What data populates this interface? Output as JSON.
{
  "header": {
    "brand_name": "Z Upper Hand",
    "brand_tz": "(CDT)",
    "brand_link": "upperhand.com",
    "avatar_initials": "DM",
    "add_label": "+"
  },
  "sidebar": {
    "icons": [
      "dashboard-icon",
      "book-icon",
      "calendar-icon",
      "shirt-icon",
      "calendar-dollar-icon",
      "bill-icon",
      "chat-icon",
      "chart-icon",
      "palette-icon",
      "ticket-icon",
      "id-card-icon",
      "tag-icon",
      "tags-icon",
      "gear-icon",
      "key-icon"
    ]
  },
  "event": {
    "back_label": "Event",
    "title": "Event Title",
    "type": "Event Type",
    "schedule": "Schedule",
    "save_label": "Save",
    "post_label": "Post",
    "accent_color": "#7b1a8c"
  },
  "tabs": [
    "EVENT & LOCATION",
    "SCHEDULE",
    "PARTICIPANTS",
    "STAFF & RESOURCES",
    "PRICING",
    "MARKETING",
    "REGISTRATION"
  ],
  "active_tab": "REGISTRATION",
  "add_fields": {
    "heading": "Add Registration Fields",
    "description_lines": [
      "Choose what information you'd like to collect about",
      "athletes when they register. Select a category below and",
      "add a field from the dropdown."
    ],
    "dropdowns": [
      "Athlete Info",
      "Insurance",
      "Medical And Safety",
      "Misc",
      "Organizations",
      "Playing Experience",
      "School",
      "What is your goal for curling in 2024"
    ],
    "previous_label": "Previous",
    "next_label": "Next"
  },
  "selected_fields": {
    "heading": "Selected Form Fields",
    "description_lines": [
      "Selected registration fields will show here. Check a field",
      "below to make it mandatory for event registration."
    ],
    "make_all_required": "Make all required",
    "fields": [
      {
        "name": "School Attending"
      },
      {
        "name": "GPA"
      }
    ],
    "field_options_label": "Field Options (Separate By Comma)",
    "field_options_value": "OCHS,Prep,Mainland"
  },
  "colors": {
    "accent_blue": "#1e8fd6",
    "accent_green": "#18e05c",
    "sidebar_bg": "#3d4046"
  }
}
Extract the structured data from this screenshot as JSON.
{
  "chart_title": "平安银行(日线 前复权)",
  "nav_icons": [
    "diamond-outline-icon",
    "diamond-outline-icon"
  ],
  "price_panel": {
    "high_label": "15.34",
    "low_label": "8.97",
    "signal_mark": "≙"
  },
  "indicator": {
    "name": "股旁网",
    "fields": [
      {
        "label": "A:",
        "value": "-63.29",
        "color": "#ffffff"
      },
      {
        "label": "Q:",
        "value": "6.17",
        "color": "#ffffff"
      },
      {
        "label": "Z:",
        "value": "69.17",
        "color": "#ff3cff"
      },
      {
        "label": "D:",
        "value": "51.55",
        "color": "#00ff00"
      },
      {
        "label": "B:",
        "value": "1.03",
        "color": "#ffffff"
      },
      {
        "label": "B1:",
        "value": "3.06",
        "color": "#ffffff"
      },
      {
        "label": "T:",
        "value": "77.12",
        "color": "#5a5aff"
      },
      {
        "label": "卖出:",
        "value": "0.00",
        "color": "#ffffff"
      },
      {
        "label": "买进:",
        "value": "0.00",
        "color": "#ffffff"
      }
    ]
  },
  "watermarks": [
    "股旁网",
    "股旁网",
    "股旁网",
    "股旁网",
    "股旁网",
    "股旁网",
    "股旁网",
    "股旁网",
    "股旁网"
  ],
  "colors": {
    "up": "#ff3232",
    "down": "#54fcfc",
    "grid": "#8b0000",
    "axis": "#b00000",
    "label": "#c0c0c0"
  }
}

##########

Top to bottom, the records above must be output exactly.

RESPONSE TO THE EXERCISE
What data populates this interface? Output as JSON.
{
  "header": {
    "brand_name": "Z Upper Hand",
    "brand_tz": "(CDT)",
    "brand_link": "upperhand.com",
    "avatar_initials": "DM",
    "add_label": "+"
  },
  "sidebar": {
    "icons": [
      "dashboard-icon",
      "book-icon",
      "calendar-icon",
      "shirt-icon",
      "calendar-dollar-icon",
      "bill-icon",
      "chat-icon",
      "chart-icon",
      "palette-icon",
      "ticket-icon",
      "id-card-icon",
      "tag-icon",
      "tags-icon",
      "gear-icon",
      "key-icon"
    ]
  },
  "event": {
    "back_label": "Event",
    "title": "Event Title",
    "type": "Event Type",
    "schedule": "Schedule",
    "save_label": "Save",
    "post_label": "Post",
    "accent_color": "#7b1a8c"
  },
  "tabs": [
    "EVENT & LOCATION",
    "SCHEDULE",
    "PARTICIPANTS",
    "STAFF & RESOURCES",
    "PRICING",
    "MARKETING",
    "REGISTRATION"
  ],
  "active_tab": "REGISTRATION",
  "add_fields": {
    "heading": "Add Registration Fields",
    "description_lines": [
      "Choose what information you'd like to collect about",
      "athletes when they register. Select a category below and",
      "add a field from the dropdown."
    ],
    "dropdowns": [
      "Athlete Info",
      "Insurance",
      "Medical And Safety",
      "Misc",
      "Organizations",
      "Playing Experience",
      "School",
      "What is your goal for curling in 2024"
    ],
    "previous_label": "Previous",
    "next_label": "Next"
  },
  "selected_fields": {
    "heading": "Selected Form Fields",
    "description_lines": [
      "Selected registration fields will show here. Check a field",
      "below to make it mandatory for event registration."
    ],
    "make_all_required": "Make all required",
    "fields": [
      {
        "name": "School Attending"
      },
      {
        "name": "GPA"
      }
    ],
    "field_options_label": "Field Options (Separate By Comma)",
    "field_options_value": "OCHS,Prep,Mainland"
  },
  "colors": {
    "accent_blue": "#1e8fd6",
    "accent_green": "#18e05c",
    "sidebar_bg": "#3d4046"
  }
}
Extract the structured data from this screenshot as JSON.
{
  "chart_title": "平安银行(日线 前复权)",
  "nav_icons": [
    "diamond-outline-icon",
    "diamond-outline-icon"
  ],
  "price_panel": {
    "high_label": "15.34",
    "low_label": "8.97",
    "signal_mark": "≙"
  },
  "indicator": {
    "name": "股旁网",
    "fields": [
      {
        "label": "A:",
        "value": "-63.29",
        "color": "#ffffff"
      },
      {
        "label": "Q:",
        "value": "6.17",
        "color": "#ffffff"
      },
      {
        "label": "Z:",
        "value": "69.17",
        "color": "#ff3cff"
      },
      {
        "label": "D:",
        "value": "51.55",
        "color": "#00ff00"
      },
      {
        "label": "B:",
        "value": "1.03",
        "color": "#ffffff"
      },
      {
        "label": "B1:",
        "value": "3.06",
        "color": "#ffffff"
      },
      {
        "label": "T:",
        "value": "77.12",
        "color": "#5a5aff"
      },
      {
        "label": "卖出:",
        "value": "0.00",
        "color": "#ffffff"
      },
      {
        "label": "买进:",
        "value": "0.00",
        "color": "#ffffff"
      }
    ]
  },
  "watermarks": [
    "股旁网",
    "股旁网",
    "股旁网",
    "股旁网",
    "股旁网",
    "股旁网",
    "股旁网",
    "股旁网",
    "股旁网"
  ],
  "colors": {
    "up": "#ff3232",
    "down": "#54fcfc",
    "grid": "#8b0000",
    "axis": "#b00000",
    "label": "#c0c0c0"
  }
}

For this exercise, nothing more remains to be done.